Dipoto, who along with manager Scott Servais joined 710 ESPN Seattle’s “Justin and Gee” for interviews from the Mariners’ pre-spring training luncheon at Safeco Field on Thursday, said he expects the team to be in the running this season for its first American League West title since 2001.
“I don’t see why we can’t compete for this division championship,” he said. “I think we’re a team that should win somewhere in the mid-80s and let the rest fall where it may. And if we’ve done what we were supposed to do culturally, if we’ve done what we were supposed to do strategically and the players stay healthy, we’re gonna wind up in a pretty good position.”
There’s plenty of reasons Dipoto has that much faith in the team, but one jumps out above them all – he built the roster with Safeco Field in mind, something he feels is an opportunity unique to the Mariners to turn into an edge.
“It was probably the predominant factor in our offseason, really,” Dipoto said of building around Safeco’s spacious dimensions. “If you understand what the ballpark allows you to do, and you build a team accordingly, you have a chance to create an advantage … Here we have a great advantage in that we can build to a ballpark that allows us a model of success.”
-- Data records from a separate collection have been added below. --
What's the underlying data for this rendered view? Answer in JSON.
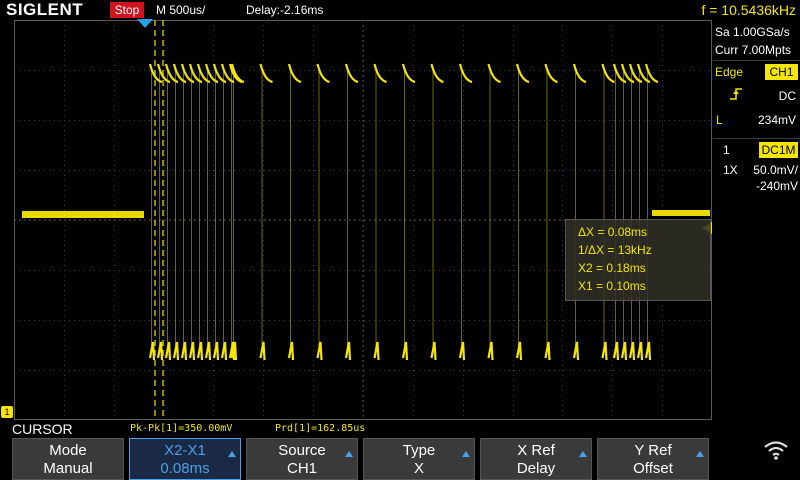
{
  "header": {
    "brand": "SIGLENT",
    "run_state": "Stop",
    "timebase": "M 500us/",
    "delay": "Delay:-2.16ms",
    "frequency": "f = 10.5436kHz"
  },
  "acquisition": {
    "sample_rate": "Sa 1.00GSa/s",
    "memory_depth": "Curr 7.00Mpts"
  },
  "trigger": {
    "type": "Edge",
    "source": "CH1",
    "coupling": "DC",
    "level_label": "L",
    "level": "234mV"
  },
  "channel": {
    "number": "1",
    "coupling_badge": "DC1M",
    "probe": "1X",
    "scale": "50.0mV/",
    "offset": "-240mV"
  },
  "cursor_readout": {
    "delta_x": "ΔX = 0.08ms",
    "inv_delta_x": "1/ΔX = 13kHz",
    "x2": "X2 = 0.18ms",
    "x1": "X1 = 0.10ms"
  },
  "footer": {
    "menu_title": "CURSOR",
    "measure_pkpk": "Pk-Pk[1]=350.00mV",
    "measure_prd": "Prd[1]=162.85us"
  },
  "softkeys": [
    {
      "line1": "Mode",
      "line2": "Manual",
      "arrow": false,
      "selected": false
    },
    {
      "line1": "X2-X1",
      "line2": "0.08ms",
      "arrow": true,
      "selected": true
    },
    {
      "line1": "Source",
      "line2": "CH1",
      "arrow": true,
      "selected": false
    },
    {
      "line1": "Type",
      "line2": "X",
      "arrow": true,
      "selected": false
    },
    {
      "line1": "X Ref",
      "line2": "Delay",
      "arrow": true,
      "selected": false
    },
    {
      "line1": "Y Ref",
      "line2": "Offset",
      "arrow": true,
      "selected": false
    }
  ],
  "colors": {
    "ch1": "#f4e600",
    "stop": "#d0141d",
    "grid": "#3a3a3a",
    "selected": "#4aa0e8"
  },
  "icons": [
    "trigger-position-icon",
    "trigger-level-marker-icon",
    "rising-edge-icon",
    "ground-marker-icon",
    "wifi-icon"
  ]
}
That model includes focusing on speed and defense in the outfield, which the Mariners have done with the additions of Nori Aoki and Leonys Martin, and relying on pitchers who give them opportunities to chase down fly balls.
“It’s understanding that there’s a lot of ground to cover out there so the outfielders needed to be a little rangier than they’ve been in the past. It’s also understanding that the ballpark is particularly friendly to the pitcher,” Dipoto said. “We don’t have to be as discerning in the ground-ball vs. fly-ball pitcher. A fly-ball pitcher here at Safeco works perfectly well.”
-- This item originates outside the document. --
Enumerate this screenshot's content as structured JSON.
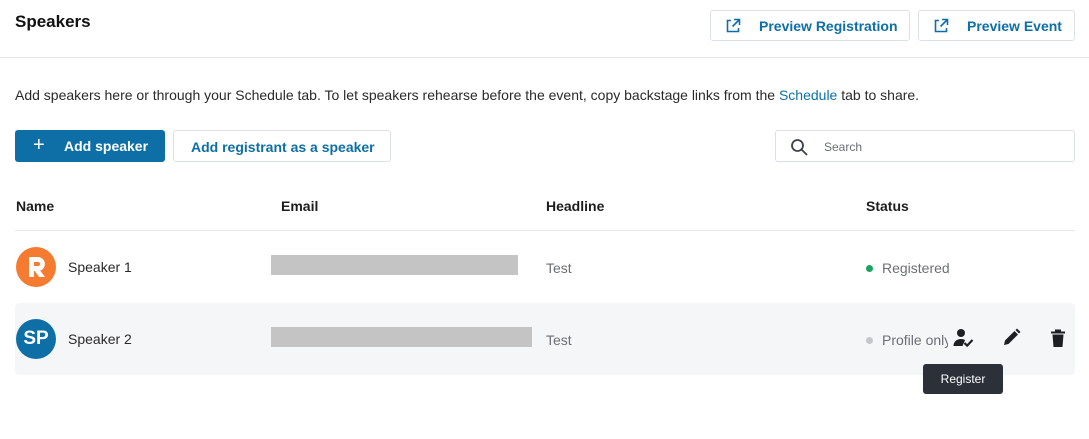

Pitchers with fly-ball tendencies can help the Mariners in a few other ballparks they frequent, as well.
“Frankly I’ve spent the last four years in the American League West, and whether it be here or in Anaheim or in Oakland, we have a division that treats fly-ball pitchers better than most,” said Dipoto, who was the Angels GM from the 2011 offseason until he stepped down last July. “We were able to go out and access another element of pitcher, the strikeout-fly ball guy, who generally flies under the radar a little bit and they’re a little easier to attain.”
Adding those cheaper types of pitchers has given Seattle quite the depth at starting pitcher, with acquisitions Wade Miley and Nate Karns expected to join ace Felix Hernandez, No. 2 man Hisashi Iwakuma and the up-and-coming Taijuan Walker in the rotation, while James Paxton, Mike Montgomery and Vidal Nuno are still in the mix in case of emergency.
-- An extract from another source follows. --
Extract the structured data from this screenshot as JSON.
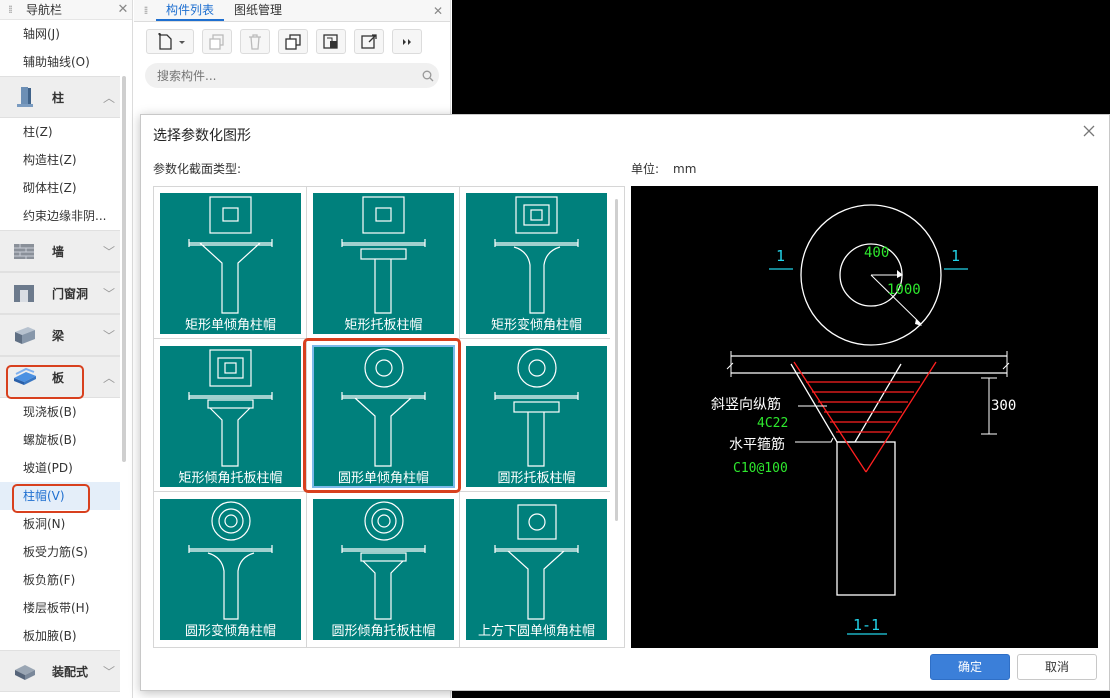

“I think our starting rotation is as deep as any in the division,” Dipoto said.
Where the Mariners aren’t as stable, though, is the bullpen. Dipoto wasn’t afraid to mention that fact, either.
“We need to get a little bit lucky with a couple of the guys in the bullpen and see a turnaround in the middle roles,” he said, “but we do feel like that with Steve Cishek and Joaquin Benoit and Charlie Furbush, particularly those three guys give us legit back-end guys who’ve done this in this league, and there’s no reason they shouldn’t continue to do it.”